Vargas revealed his secret through an essay published in the New York Times. He said that he was born in the Philippines and was sent to the US to live with his grandparents in the US when he was twelve years old. He was smuggled into the US by an uncle who acquired a fake name and passport to gain entry in 1993. He only realized that he was an illegal alien when he tried to apply for a California driver’s license. The clerk at the DMV told him his documents were fake and that he should go home and not tell anyone.

From there, he kept his undocumented status so secret. He then went on to study and become a journalist and avoided stories about immigration policy. While there were many opportunities for him to extend his stay, the lying would continue. Then he went on to report on the Virginia Tech shootings and shared a Pulitzer Prize for his efforts with the Washington Post. The story covered in 2007, depicted how South Korean student Seung-Hui Cho killed thirty-two students in the Virginia Tech University before ending his own life. This put him on the national spotlight.

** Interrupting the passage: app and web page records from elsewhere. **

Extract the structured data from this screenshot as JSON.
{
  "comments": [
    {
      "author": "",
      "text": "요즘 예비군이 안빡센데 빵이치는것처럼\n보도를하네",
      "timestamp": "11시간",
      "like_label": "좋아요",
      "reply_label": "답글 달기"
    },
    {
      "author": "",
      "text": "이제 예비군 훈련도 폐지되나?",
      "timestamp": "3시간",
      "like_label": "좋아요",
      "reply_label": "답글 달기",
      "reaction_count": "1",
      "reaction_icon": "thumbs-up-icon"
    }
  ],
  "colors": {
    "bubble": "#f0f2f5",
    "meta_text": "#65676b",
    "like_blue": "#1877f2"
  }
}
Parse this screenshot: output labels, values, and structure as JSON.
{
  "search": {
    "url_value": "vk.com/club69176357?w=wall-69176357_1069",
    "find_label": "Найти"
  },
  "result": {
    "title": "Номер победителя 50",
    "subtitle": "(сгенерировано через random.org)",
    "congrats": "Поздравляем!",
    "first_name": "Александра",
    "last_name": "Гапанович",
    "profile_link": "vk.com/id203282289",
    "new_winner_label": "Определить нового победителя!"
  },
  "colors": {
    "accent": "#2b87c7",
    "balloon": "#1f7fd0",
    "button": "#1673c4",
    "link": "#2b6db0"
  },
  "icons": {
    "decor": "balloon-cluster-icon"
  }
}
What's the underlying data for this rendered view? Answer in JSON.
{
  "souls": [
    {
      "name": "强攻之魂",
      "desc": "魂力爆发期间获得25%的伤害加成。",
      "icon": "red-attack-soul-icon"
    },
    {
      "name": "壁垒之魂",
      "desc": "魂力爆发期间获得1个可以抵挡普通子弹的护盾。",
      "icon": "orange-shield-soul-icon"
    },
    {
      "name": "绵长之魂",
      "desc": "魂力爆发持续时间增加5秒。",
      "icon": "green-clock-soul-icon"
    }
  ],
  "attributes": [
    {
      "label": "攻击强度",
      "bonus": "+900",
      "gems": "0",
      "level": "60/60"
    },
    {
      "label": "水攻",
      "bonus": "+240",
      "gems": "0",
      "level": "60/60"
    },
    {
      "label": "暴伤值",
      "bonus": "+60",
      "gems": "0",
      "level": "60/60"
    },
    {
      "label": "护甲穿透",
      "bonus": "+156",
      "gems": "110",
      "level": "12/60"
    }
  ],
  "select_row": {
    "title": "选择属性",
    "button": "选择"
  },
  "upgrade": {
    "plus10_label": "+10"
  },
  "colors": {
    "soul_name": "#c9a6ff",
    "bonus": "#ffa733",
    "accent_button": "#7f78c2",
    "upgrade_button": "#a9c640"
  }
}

He said in an interview with ABC, “In my heart, I’m an American.” He added, “I am one of many, many people and we are not who you think we are. We don’t just mow your lawns and baby-sit your kids and serve you tacos… We do a really good job doing that but we do other things and we are part of this society.”

He is now drumming up support for people in the same status as he is, but he has stopped lying. Now, he knows that the truth will set him free.